Then I got knocked off my bike; my pelvis was quite badly broken and I had to leave the TA.
While I loved being a TA soldier, this has cost me some real money; my TA pay and all the other benefits that go with it, and I now cannot do my HGV or my plant operators course unless I pay for it. I told my solicitor about this and he has said the courts are not particularly interested in the loss of a hobby but I might get some extra money for ‘loss of amenity’, whatever that is.
I want my TA pay and I want those courses and I think the insurance company should pay for them. Am I right or am I greedy?
You are right, and you are not greedy. I’m aware of the selection process you went through, it is an extremely tough course and you are rightly proud of your achievement. You were clearly a dedicated TA soldier to put yourself, successfully, through that course.
Your solicitor is just plain wrong. The measure of damages in almost every jurisdiction in the world is that the wrongdoer must place his victim in as close a position as money allows to what their pre-injury position would have been. This concept of law goes back to the Roman Empire, so I would have hoped that your solicitor might be aware of it. Apparently not. I did check and he is a solicitor, which surprised me. Maybe he sat next to a clever person in his exams…
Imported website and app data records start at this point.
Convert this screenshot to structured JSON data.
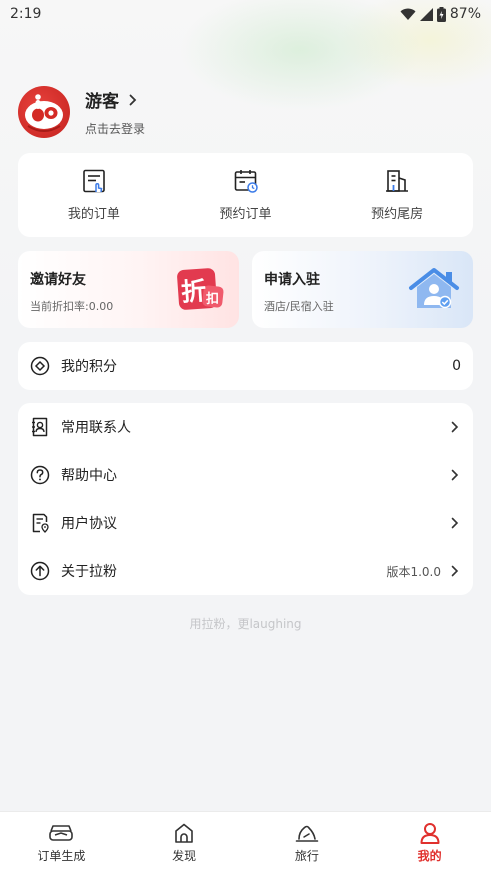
{
  "status_bar": {
    "time": "2:19",
    "battery": "87%"
  },
  "profile": {
    "name": "游客",
    "login_hint": "点击去登录"
  },
  "orders": [
    {
      "label": "我的订单",
      "icon": "order-list-icon"
    },
    {
      "label": "预约订单",
      "icon": "calendar-clock-icon"
    },
    {
      "label": "预约尾房",
      "icon": "building-icon"
    }
  ],
  "promos": {
    "invite": {
      "title": "邀请好友",
      "subtitle": "当前折扣率:0.00",
      "badge_main": "折",
      "badge_sub": "扣"
    },
    "apply": {
      "title": "申请入驻",
      "subtitle": "酒店/民宿入驻"
    }
  },
  "points": {
    "label": "我的积分",
    "value": "0"
  },
  "menu": [
    {
      "label": "常用联系人",
      "icon": "contact-icon"
    },
    {
      "label": "帮助中心",
      "icon": "help-icon"
    },
    {
      "label": "用户协议",
      "icon": "agreement-icon"
    },
    {
      "label": "关于拉粉",
      "icon": "upload-circle-icon",
      "extra": "版本1.0.0"
    }
  ],
  "slogan": "用拉粉，更laughing",
  "tabs": [
    {
      "label": "订单生成",
      "icon": "order-generate-icon",
      "active": false
    },
    {
      "label": "发现",
      "icon": "discover-icon",
      "active": false
    },
    {
      "label": "旅行",
      "icon": "travel-icon",
      "active": false
    },
    {
      "label": "我的",
      "icon": "profile-icon",
      "active": true
    }
  ],
  "colors": {
    "accent": "#e0302d",
    "background": "#f3f4f6",
    "card": "#ffffff"
  }
}
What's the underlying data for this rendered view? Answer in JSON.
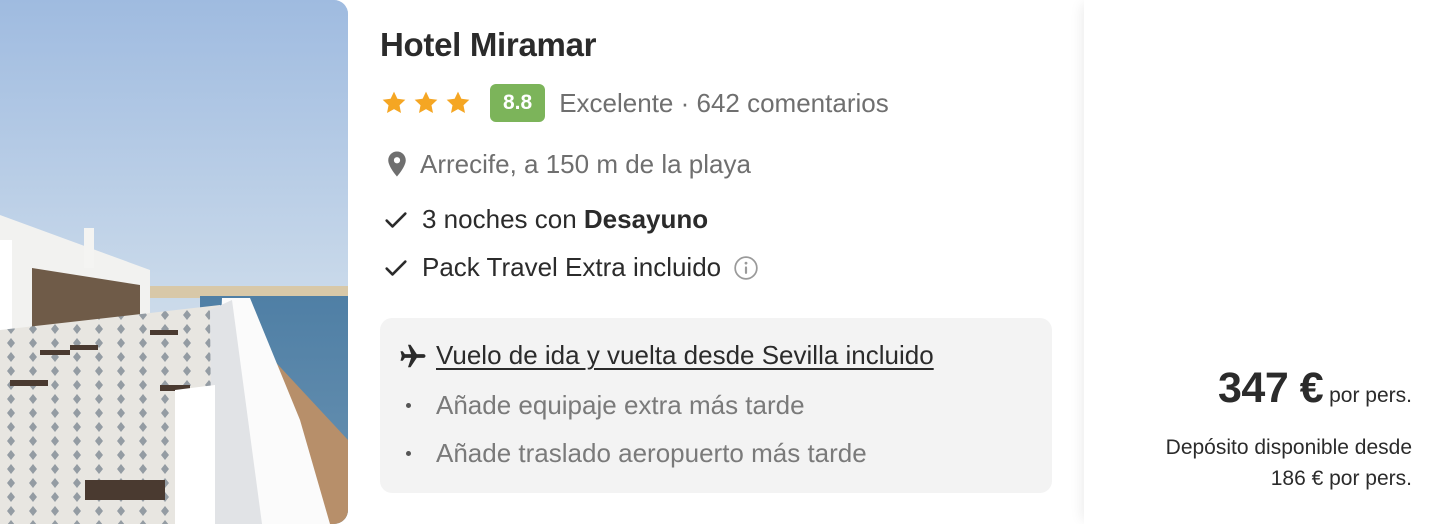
{
  "hotel": {
    "name": "Hotel Miramar",
    "stars": 3,
    "score": "8.8",
    "rating_text": "Excelente · 642 comentarios",
    "location": "Arrecife, a 150 m de la playa"
  },
  "features": {
    "nights_prefix": "3 noches con ",
    "nights_bold": "Desayuno",
    "pack": "Pack Travel Extra incluido"
  },
  "flight": {
    "link_text": "Vuelo de ida y vuelta desde Sevilla incluido",
    "extras": [
      "Añade equipaje extra más tarde",
      "Añade traslado aeropuerto más tarde"
    ]
  },
  "price": {
    "amount": "347 €",
    "unit": "por pers.",
    "deposit_line1": "Depósito disponible desde",
    "deposit_line2": "186 € por pers."
  },
  "colors": {
    "star": "#f5a623",
    "score_badge": "#7cb45a",
    "flight_box": "#f3f3f3"
  },
  "icons": [
    "star-icon",
    "location-pin-icon",
    "check-icon",
    "info-icon",
    "plane-icon"
  ]
}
Your claim is easy to prove; your solicitor needs a statement from your Commanding Officer. In that, your CO needs to confirm that you were booked on for the HGV course and the plant operators’ course. It would be helpful if he would say what the average duration of service for a TA soldier in your unit is. Your solicitor then needs to start doing some work, including showing the costs of the civilian HGV and plant operators’ equivalent course, which will form part of your damages. Google should do it.
Loss of Amenity is an additional award which the courts place on people who have sustained an unusual loss as a result of an injury which cannot be reconciled by money.
Your loss can be very easily calculated as your loss of TA pay, which you told me was for a minimum of three of four training nights a month, at least one but usually two training weekends a month, one trade-specific course of about a fortnight, annual training camp and a tax-free ‘bounty’. By my reckoning, that comes to close to £3000 a year, and you have lost it.
If your CO says that the average engagement in the unit is, say, six years then you are looking at £18,000, with a bit of adjustment for inflation and interest. You also have the loss of amenity because you worked very hard indeed to join your unit and I think most Judges would stick £5000 on to your award because you put yourself through such a grim selection process to get to where you were. The civilian costs of your courses are recoverable as a matter of law, so long as the evidence supports it.
Get yourself a new solicitor. This answer is one which a bright second year undergraduate in law would be able to give you. A solicitor should be able to gather evidence and understand basic concepts of the law of damages. After all, it is their job. Your solicitor is either lazy or useless. Finally, you are not being greedy.
RiDE Magazine December 2020